When a person goes hunting in Pennsylvania, there is a chance that he or she could be accidentally shot. However, fewer than 1,000 hunters in the United States and Canada are shot in a given year.
Of those who are shot, less than 75 will die from their injuries. Those deaths tend to be due to falls or other unintended actions.
The odds of an accidental death while hunting are approximately 1 in 4,888. Compare those odds to those of other accidental deaths:
- 1 in 144 is a motor vehicle accident
- 1 in 1,188 is drowning
- 1 in 161,856 is a lightning strike
According to a study from two orthopedic surgeons, hunting victims tend to be between the ages of 24 to 44.
Falling out of trees

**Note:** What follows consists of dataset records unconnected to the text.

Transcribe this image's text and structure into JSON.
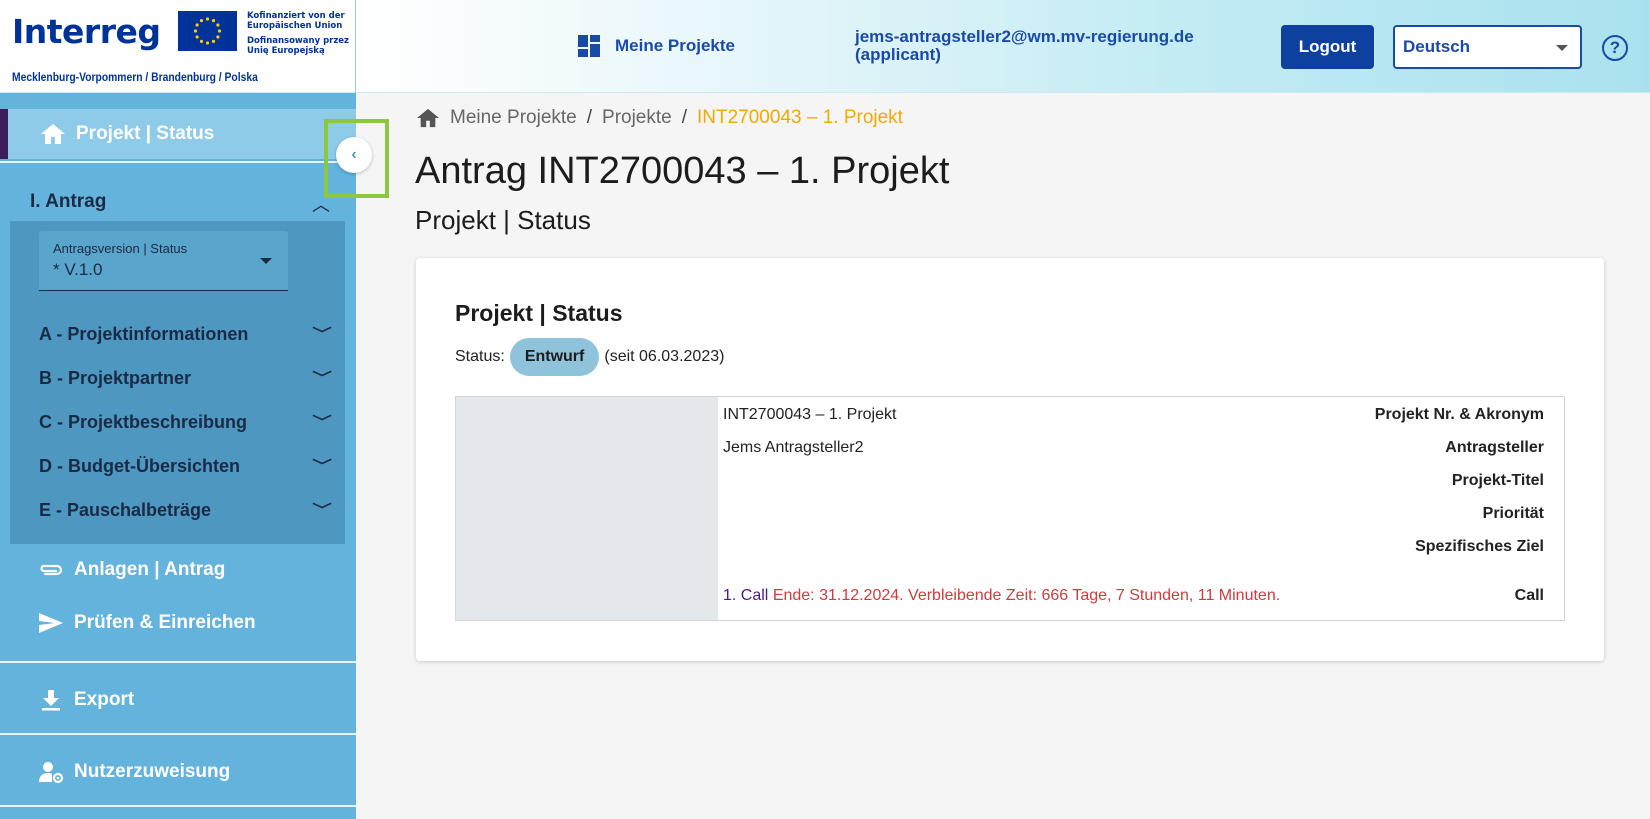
{
  "header": {
    "logo_word": "Interreg",
    "eu_lines": [
      "Kofinanziert von der",
      "Europäischen Union",
      "Dofinansowany przez",
      "Unię Europejską"
    ],
    "logo_sub": "Mecklenburg-Vorpommern / Brandenburg / Polska",
    "nav_projects": "Meine Projekte",
    "user_email": "jems-antragsteller2@wm.mv-regierung.de",
    "user_role": "(applicant)",
    "logout_label": "Logout",
    "language": "Deutsch",
    "help_label": "?"
  },
  "sidebar": {
    "active_item": "Projekt | Status",
    "section_title": "I. Antrag",
    "version_label": "Antragsversion | Status",
    "version_value": "* V.1.0",
    "panel_items": [
      {
        "label": "A - Projektinformationen"
      },
      {
        "label": "B - Projektpartner"
      },
      {
        "label": "C - Projektbeschreibung"
      },
      {
        "label": "D - Budget-Übersichten"
      },
      {
        "label": "E - Pauschalbeträge"
      }
    ],
    "attachments": "Anlagen | Antrag",
    "check_submit": "Prüfen & Einreichen",
    "export": "Export",
    "user_assignment": "Nutzerzuweisung"
  },
  "breadcrumb": {
    "home": "Meine Projekte",
    "projects": "Projekte",
    "current": "INT2700043 – 1. Projekt"
  },
  "page": {
    "title": "Antrag INT2700043 – 1. Projekt",
    "subtitle": "Projekt | Status"
  },
  "card": {
    "title": "Projekt | Status",
    "status_label": "Status:",
    "status_value": "Entwurf",
    "status_since": "(seit 06.03.2023)",
    "rows": [
      {
        "label": "Projekt Nr. & Akronym",
        "value": "INT2700043 – 1. Projekt"
      },
      {
        "label": "Antragsteller",
        "value": "Jems Antragsteller2"
      },
      {
        "label": "Projekt-Titel",
        "value": ""
      },
      {
        "label": "Priorität",
        "value": ""
      },
      {
        "label": "Spezifisches Ziel",
        "value": ""
      },
      {
        "label": "Call",
        "value": ""
      }
    ],
    "call_name": "1. Call",
    "call_deadline": "Ende: 31.12.2024. Verbleibende Zeit: 666 Tage, 7 Stunden, 11 Minuten."
  },
  "colors": {
    "brand": "#003399",
    "accent_button": "#0e40a0",
    "sidebar": "#63b3dd",
    "breadcrumb_current": "#f2a900",
    "deadline": "#d03b3b",
    "highlight_box": "#8dc63f"
  }
}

In addition to treatment for injuries caused by gunshot wounds, hunters are also commonly treated for injuries caused by falling out of trees. Car accidents and heart attacks while walking during a hunting trip were other common hazards that resulted in injury or death.
Alcohol rarely played a role, with only 1.5 percent of cases involving those who had been drinking.
Who’s at fault?
Those who are hurt in hunting accidents may be entitled to compensation for their injuries. The money may be awarded in a settlement or through a jury award, and it may help to make up for lost wages or pay medical expenses related to an accident. This assumes that the accident was caused by another party’s negligence. In some cases, the victim may share liability with the person who caused the injury.